• Last but not least, Covid-19 is likely a catalyst for how our model of interactions will evolve towards a more global model, one which will embrace—rather than be afraid of—machines. Covid-19 has proven that automation may easily complement our work (eg, video conferencing), and health (eg, AI-based genomics).

• The new model of interactions will also be more respectful of our earth resources, as Covid-19 has shown how pollution can be dramatically reduced under economic shutdown and how pollution may be an important driver of Covid-19 infection. The fact that the EU commission is likely to rebuild the economy after the Covid-19 shutdown, through a major green infrastructure plan, is proof that people can learn to turn a crisis into a necessary green opportunity to come by 2030.

1. Cascio, A., Bosilkovski, M., Rodriguez-Morales, A. J., & Pappas, G. (2011). The socio-ecology of zoonotic infections. Clinical microbiology and infection, 17(3), 336-342.

2. Koren, M, and R. Pito, 2020, Business disruptions from social distancing, Covid Economics, Issue 2.

3.  Coccia, M. (2020). Two mechanisms for accelerated diffusion of COVID-19 outbreaks in regions with high intensity of population and polluting industrialization: the air pollution-to-human and human-to-human transmission dynamics. medRxiv

4. Koyama, T., Platt, D., & Parida, L. (2020). Variant analysis of COVID-19 genomes. Bull World Health Organ. http://dx.doi.org/10.2471/BLT, 20.

5. Donnarumma, F. and G. Pezzulo, (2020), Morla decisions in the age of covid 19 : your choices really matter, Vox.

6. Olsen, Asmus Leth, and Frederik Hjorth (2020), “Willingness to Distance in the COVID-19 Pandemic.” And Ivchenko, A., J. Jachimowicz, G. King, G. Kraft-Todd, A. Ledda, M. MacLennan, L. Mutoi, C. Pagani, E. Reutskaja, C. Roth, et al. (2020). Evaluating covid-19 public health messaging in italy: Self-reported compliance and growing mental health concern.

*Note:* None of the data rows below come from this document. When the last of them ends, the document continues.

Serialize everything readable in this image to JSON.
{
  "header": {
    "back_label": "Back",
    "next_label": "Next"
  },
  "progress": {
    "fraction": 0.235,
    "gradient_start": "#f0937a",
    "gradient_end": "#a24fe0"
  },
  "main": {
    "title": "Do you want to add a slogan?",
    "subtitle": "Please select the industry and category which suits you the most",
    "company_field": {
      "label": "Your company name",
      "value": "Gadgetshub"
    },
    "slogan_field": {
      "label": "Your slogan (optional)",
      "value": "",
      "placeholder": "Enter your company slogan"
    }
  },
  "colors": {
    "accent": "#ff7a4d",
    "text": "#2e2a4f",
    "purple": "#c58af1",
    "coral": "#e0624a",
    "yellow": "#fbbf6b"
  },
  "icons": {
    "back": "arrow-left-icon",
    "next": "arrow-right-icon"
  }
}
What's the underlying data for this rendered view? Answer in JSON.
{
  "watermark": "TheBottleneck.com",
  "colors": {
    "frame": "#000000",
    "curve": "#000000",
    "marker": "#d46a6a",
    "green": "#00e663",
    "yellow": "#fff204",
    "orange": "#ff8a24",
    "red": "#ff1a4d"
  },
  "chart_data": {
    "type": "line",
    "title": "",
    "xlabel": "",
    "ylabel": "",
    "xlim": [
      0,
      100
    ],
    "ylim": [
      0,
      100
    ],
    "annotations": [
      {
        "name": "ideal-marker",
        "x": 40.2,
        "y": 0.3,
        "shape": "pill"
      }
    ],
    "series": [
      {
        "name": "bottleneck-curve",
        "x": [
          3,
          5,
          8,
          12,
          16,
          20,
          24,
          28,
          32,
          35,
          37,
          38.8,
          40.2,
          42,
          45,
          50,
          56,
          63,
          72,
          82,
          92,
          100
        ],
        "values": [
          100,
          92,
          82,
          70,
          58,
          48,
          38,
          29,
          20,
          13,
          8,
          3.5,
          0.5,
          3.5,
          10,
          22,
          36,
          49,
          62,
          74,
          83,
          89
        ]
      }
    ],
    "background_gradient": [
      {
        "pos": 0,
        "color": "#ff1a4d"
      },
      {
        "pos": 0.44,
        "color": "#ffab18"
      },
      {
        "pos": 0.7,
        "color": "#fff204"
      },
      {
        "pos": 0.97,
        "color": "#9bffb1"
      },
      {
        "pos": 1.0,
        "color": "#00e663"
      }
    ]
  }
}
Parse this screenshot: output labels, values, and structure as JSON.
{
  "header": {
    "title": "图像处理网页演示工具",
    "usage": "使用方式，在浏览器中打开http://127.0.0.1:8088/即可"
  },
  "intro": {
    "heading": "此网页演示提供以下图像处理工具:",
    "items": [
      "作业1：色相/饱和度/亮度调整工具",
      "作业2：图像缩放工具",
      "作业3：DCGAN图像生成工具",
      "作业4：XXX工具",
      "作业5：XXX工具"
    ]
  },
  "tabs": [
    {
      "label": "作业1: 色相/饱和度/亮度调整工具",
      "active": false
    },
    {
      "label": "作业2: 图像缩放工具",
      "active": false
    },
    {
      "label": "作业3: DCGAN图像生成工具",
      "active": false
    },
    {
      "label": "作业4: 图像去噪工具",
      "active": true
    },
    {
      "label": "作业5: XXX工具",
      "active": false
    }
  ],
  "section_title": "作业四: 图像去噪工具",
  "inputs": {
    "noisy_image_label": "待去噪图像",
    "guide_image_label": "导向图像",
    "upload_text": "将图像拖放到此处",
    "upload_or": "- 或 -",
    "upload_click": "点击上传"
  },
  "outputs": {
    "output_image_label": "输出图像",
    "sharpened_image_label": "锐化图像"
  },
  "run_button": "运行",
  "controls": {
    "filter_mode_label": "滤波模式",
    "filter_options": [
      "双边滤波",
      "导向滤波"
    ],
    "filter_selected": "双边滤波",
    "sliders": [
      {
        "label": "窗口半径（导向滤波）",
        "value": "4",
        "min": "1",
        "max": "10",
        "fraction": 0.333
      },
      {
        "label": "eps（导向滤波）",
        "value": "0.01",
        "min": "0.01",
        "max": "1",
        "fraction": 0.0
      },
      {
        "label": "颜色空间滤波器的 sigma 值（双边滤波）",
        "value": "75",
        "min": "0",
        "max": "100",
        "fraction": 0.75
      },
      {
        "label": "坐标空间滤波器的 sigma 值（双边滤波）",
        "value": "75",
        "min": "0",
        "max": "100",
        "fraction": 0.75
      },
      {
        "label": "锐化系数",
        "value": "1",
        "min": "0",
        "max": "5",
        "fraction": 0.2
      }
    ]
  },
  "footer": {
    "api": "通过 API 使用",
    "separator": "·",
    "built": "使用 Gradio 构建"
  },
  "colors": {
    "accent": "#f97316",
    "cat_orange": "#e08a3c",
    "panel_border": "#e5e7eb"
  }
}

7. Aassve A., Alfani, G., F. Gadolfi, M. Lemoglie (2020), pandemics and social capital,- from the Spanish flu to covid, Vox.

Learning from the curve

An open source research project on COVID19 and economics. A collaboration between academics to reach out to policy makers and the general public.